Volunteering: Lots of students do volunteering to help them prepare for their medicine application. This doesn’t need to be volunteering in a medical setting, but might be a caring volunteer position. Lots of students might do this during their Duke of Edinburgh Award, but there are plenty of other opportunities to become a volunteer – ask your school if they know anywhere that might be asking for volunteers, or the NCVO might be able to direct you to somewhere via their Volunteer Centres: https://www.ncvo.org.uk/get-involved/volunteering/want-to-volunteer/?gclid=Cj0KCQjwyLGjBhDKARIsAFRNgW-o9NsatwGEYMfXowTD–D6S3CYjcUbP2LqkMiCU0dCL31NURMPKkkaAqiiEALw_wcB#/.

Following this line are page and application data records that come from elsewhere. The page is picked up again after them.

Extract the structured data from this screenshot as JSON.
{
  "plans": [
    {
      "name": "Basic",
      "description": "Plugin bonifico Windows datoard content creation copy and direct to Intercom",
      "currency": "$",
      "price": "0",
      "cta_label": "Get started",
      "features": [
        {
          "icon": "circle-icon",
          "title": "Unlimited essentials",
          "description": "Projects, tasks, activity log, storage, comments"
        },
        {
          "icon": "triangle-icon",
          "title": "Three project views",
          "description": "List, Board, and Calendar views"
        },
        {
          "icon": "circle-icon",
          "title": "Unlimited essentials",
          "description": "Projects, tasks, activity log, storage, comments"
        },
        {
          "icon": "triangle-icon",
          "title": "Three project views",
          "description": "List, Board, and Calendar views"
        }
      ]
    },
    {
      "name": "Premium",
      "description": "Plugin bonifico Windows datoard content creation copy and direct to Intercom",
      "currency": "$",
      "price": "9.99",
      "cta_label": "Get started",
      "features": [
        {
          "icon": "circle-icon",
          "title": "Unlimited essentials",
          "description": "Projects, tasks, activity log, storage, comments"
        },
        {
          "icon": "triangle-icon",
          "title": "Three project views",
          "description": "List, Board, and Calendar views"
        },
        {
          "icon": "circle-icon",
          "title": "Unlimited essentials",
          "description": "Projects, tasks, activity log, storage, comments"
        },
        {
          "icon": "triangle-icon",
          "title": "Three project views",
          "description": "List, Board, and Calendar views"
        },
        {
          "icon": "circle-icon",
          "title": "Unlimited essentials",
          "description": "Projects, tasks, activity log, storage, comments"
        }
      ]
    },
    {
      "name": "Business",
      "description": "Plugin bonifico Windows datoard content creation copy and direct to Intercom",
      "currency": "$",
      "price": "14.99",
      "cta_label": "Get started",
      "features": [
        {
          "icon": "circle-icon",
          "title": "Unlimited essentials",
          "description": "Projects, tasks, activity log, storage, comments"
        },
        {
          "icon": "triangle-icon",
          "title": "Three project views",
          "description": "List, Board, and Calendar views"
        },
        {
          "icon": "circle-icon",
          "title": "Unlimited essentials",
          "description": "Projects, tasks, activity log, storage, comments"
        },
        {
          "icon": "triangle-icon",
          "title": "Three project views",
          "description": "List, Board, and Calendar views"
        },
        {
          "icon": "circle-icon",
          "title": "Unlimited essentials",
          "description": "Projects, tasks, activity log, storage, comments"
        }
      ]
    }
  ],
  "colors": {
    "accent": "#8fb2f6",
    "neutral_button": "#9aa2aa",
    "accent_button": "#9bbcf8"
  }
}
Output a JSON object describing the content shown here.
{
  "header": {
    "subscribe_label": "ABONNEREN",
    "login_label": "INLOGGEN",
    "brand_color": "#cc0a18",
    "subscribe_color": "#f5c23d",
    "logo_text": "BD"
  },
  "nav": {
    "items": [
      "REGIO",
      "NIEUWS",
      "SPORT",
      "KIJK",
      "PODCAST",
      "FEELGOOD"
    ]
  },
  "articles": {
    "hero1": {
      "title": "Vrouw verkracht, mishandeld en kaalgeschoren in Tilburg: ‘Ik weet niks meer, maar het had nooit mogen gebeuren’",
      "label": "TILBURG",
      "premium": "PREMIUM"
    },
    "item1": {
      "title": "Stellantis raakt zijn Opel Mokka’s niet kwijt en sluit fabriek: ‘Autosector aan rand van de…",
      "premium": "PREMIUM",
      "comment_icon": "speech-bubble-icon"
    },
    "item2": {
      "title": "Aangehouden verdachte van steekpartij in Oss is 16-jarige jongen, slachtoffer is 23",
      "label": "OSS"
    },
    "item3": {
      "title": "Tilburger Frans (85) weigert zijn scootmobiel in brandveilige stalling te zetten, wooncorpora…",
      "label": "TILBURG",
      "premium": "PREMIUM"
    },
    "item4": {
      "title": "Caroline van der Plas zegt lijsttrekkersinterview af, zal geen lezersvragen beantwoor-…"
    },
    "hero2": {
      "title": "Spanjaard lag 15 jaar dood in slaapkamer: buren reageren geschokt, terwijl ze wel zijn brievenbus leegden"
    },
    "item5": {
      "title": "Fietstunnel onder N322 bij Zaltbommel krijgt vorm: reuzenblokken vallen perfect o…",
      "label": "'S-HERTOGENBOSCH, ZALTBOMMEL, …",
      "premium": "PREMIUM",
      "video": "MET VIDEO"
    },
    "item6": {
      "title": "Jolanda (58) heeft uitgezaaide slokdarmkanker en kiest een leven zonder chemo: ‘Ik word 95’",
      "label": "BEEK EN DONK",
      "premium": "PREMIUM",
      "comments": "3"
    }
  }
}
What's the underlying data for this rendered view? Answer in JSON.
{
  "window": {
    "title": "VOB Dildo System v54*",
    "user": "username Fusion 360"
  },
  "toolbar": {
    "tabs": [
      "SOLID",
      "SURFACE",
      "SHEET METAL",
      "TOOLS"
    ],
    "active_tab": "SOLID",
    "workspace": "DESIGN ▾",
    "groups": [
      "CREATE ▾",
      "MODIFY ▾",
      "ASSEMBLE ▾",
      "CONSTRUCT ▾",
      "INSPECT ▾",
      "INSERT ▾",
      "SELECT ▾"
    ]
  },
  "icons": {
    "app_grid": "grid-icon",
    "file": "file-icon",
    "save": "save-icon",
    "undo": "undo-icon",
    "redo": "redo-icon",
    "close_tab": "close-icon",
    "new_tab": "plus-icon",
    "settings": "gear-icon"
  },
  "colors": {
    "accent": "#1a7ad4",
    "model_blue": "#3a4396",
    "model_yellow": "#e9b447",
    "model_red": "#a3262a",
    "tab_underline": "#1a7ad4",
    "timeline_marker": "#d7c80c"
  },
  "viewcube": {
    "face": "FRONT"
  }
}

Books: Don’t worry if you’ve not been able to find this particular book or afford to pay for it. You might be able to find secondhand copies online which are usually much cheaper, or at your local library (sometimes, libraries will order in books that you’ve requested, so check out this as a possibility too!). Bear in mind that some books may become out of date, so make sure you check when they were published, and if any changes to the relevant admissions tests/interviews have been made since then.
Multiple Mini Interview (MMI): This type of interview usually includes several short interviews or ‘stations’ which may involve different types of questions and scenarios. This is different compared to a panel interview, which may cover the same scenarios/types of questions but be a more ‘traditional’ sit-down interview.
Four Pillars of Medical Ethics: These four pillars guide ideas about medical ethics. Knowing and understanding them can help you prepare for your interview and how you answer questions. Four Pillars link.
NHS Values: The NHS Values guide healthcare education and careers. It’s important to know and understand these values to help you be as successful as possible in your application. They can help you answer questions in your interview, or guide what you write about in your personal statement. Find out more here: NHS Values.
Extended Project Qualification (EPQ): This is another qualification that some students sit while completing their A-levels. It usually consists of an extended written up research project about a special interest. Don’t worry if you have not completed an EPQ, it is not a requirement to apply to study medicine.